The old David Lee Roth tune comes to mind this morning, yet it is antithetical to how I’m feeling since Thursday’s Remicade infusion.
This visit ended with a twist of sorts as my hips were injected with steroids in an effort to curb some of the pain. Instead, at least for now, they are stiff and achy; it is reminiscent of having to chisel and pry and hammer a worn out strut. (I am no mechanic, so any repair I make involves pry bars and hissy fits.
As soon as I complete my shift at work, I’ll be back in bed like the past couple of days. This is only a bonus from my typical searing pain in my lower spine. My upper spine feels like it has been contorted by a gorilla. I think farmers give their sick horses better treatment when they lead them out to a pasture, gun in hand. And no, I’m not implying anything as I’m against euthanasia. I’m not above whining, though.
I’ve been feeling pretty horrible the past six weeks or so. I have had my share of hiding in the bedroom. I’m just frustrated today.
(Cue DLR) — THIS MUST BE JUST LIKE LIVING IN PARADISE.
My first Remicade infusion was April 20. My second was May 7. I’m taunted by short bouts of relief. I’m aware that it can take three months to begin to enjoy the effects, but when you are in the middle of a flare up, you can’t even see thirty minutes into your future. You can’t see beyond the pain.
At times it feels like my lower spine was smashed with a framing hammer. My hips don’t feel much better. At least I’m reminded of my disease because too many days of relative comfort make the pain fade into a fog where you can’t quite grasp the enormity of the crushing torment. That is perhaps the greatest gift. Those are the days where I’m completely disconnected from my illness because I can’t quite remember how crippling it feels. The memories rush back as you stagger like Frankenstein, though.
It feels like I made a mistake when I made the leap from Humira to Remicade. Humira works for me, but I dared to try something new to see if I could feel more normal. I’m drifting in agony and my dad decides to text me about my sister. About some sort of reconciliation. I’ve played that game before and boundaries are more important than dealing with something hopeless. Don’t get me wrong. I wish her the best, but we have never been close. We are strangers linked by blood. After you sift the details, we are still strangers.
I rattled off a laundry list of what I endure daily, and to look at it, it is rather depressing. I told him that I haven’t had a pain-free day in almost six years. I told him I have days where I don’t know how to survive another thirty minutes, so if God grants me another thirty years, that is 262,800 more hours of desolation. Sure, some days are better than others, but the pain always lingers. It prowls waiting to consume me. And I’m devoured moment by moment.

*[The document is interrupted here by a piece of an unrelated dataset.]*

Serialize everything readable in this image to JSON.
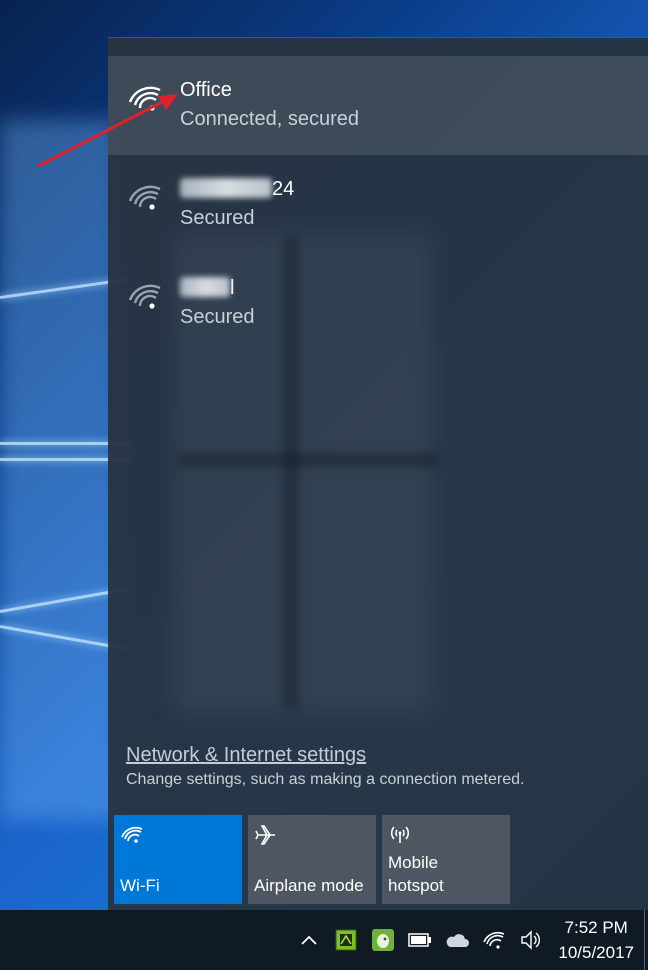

I don’t think he ever considered my problems. He just wants to repair a dysfunctional family before he dies. Good for him. He just needs to pick a new family on which to focus his efforts. (I hope that last sentence was properly structured. I was thinking of grammar nazis and prepositions. If not, I really don’t care as I think an alien is erupting from my spine right now).
When I wake up in the morning, my focus will be counting the hours until I can go back to sleep. An Ambien induced slumber that allows me an unconscious respite. My little slice of heaven.